There is no hint in this article that this was a jihad terror plot, but there are several clues that give it away. One is that the teen was arrested in Auburn, a suburb in southwest Sydney with a high Muslim population.
Another comes from a different report, from ABC.net.au: “AFP Sydney state manager Commander Chris Sheehan praised the work of his colleagues and warned of the risks of online radicalisation. ‘In Australia and around the world, the age of people radicalised is getting younger, with online grooming tactics similar to those used by sexual predators.'” This talk of “online radicalisation” is generally only used in connection with jihadis, in line with the unshakeable assumption that they couldn’t possibly have been “radicalized” in their benign local mosques, and so it had to have happened online.
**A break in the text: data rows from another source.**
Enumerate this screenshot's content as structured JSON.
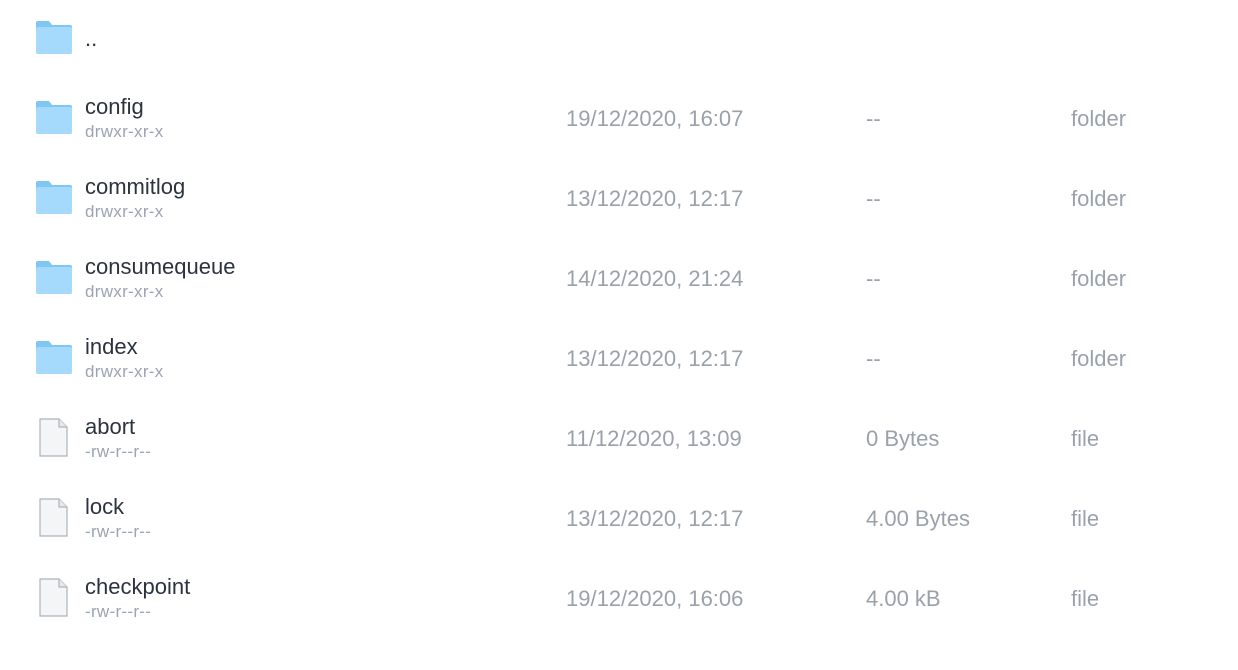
{
  "parent_row": {
    "name": "..",
    "icon": "folder-icon"
  },
  "entries": [
    {
      "name": "config",
      "permissions": "drwxr-xr-x",
      "modified": "19/12/2020, 16:07",
      "size": "--",
      "type": "folder",
      "icon": "folder-icon"
    },
    {
      "name": "commitlog",
      "permissions": "drwxr-xr-x",
      "modified": "13/12/2020, 12:17",
      "size": "--",
      "type": "folder",
      "icon": "folder-icon"
    },
    {
      "name": "consumequeue",
      "permissions": "drwxr-xr-x",
      "modified": "14/12/2020, 21:24",
      "size": "--",
      "type": "folder",
      "icon": "folder-icon"
    },
    {
      "name": "index",
      "permissions": "drwxr-xr-x",
      "modified": "13/12/2020, 12:17",
      "size": "--",
      "type": "folder",
      "icon": "folder-icon"
    },
    {
      "name": "abort",
      "permissions": "-rw-r--r--",
      "modified": "11/12/2020, 13:09",
      "size": "0 Bytes",
      "type": "file",
      "icon": "file-icon"
    },
    {
      "name": "lock",
      "permissions": "-rw-r--r--",
      "modified": "13/12/2020, 12:17",
      "size": "4.00 Bytes",
      "type": "file",
      "icon": "file-icon"
    },
    {
      "name": "checkpoint",
      "permissions": "-rw-r--r--",
      "modified": "19/12/2020, 16:06",
      "size": "4.00 kB",
      "type": "file",
      "icon": "file-icon"
    }
  ],
  "colors": {
    "folder_light": "#9fd6fb",
    "folder_dark": "#6cbcf2",
    "name_text": "#2b3340",
    "meta_text": "#9aa1ab",
    "perm_text": "#9aa4b2"
  }
}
And in this report, Sheehan says: “A cohesive society and social inclusion is critical in driving a counter-narrative to extremist ideology.” “Social inclusion” is PC code for accepting Muslim immigrants, and the “extremist ideology” generally refers primarily to the jihad doctrine.
Also, who else would target Anzac Day?
But why must we constantly read tea leaves in this way in order to determine what is going on with the foremost threat to freedom in our time?
“Sydney teenager, 16, charged with alleged Anzac Day terror plot,” by Melissa Hills, 7News, April 25, 2016 (thanks to dumbledoresarmy):
UPDATE: Justice Minister Michael Keenan admits he’s concerned about Anzac Day services being the target of terror attacks following the arrest of a Sydney teenager.
“It’s very disturbing when Australians are out there commemorating what is a very important national day for us, some people would think that’s an appropriate time to target those services – I’m very worried about that,” he told ABC radio on Monday.
However, Australians should take comfort authorities have been effective in preventing possible attacks such as that allegedly planned by the 16-year-old, he said.
At a press conference Commissioner Andrew Scipione said officers had enough information to act over the threat and the boy was arrested near his Auburn home on Sunday.
The boy was was questioned extensively overnight and police say they believe the boy was acting alone.
It is believed he was planning some kind of attack in Sydney, no further details have been released.
The boy was taken to Auburn Police Station, where he was charged with one count of preparing or planning an act of terrorism, the offence carries a maximum penalty of life imprisonment….
AFP State Manager Sydney Office, Commander Chris Sheehan, said family and friends are vital when it comes to connecting with those young people who may be susceptible to carry out criminal acts that attract significant penalties.
“A cohesive society and social inclusion is critical in driving a counter-narrative to extremist ideology,” he said….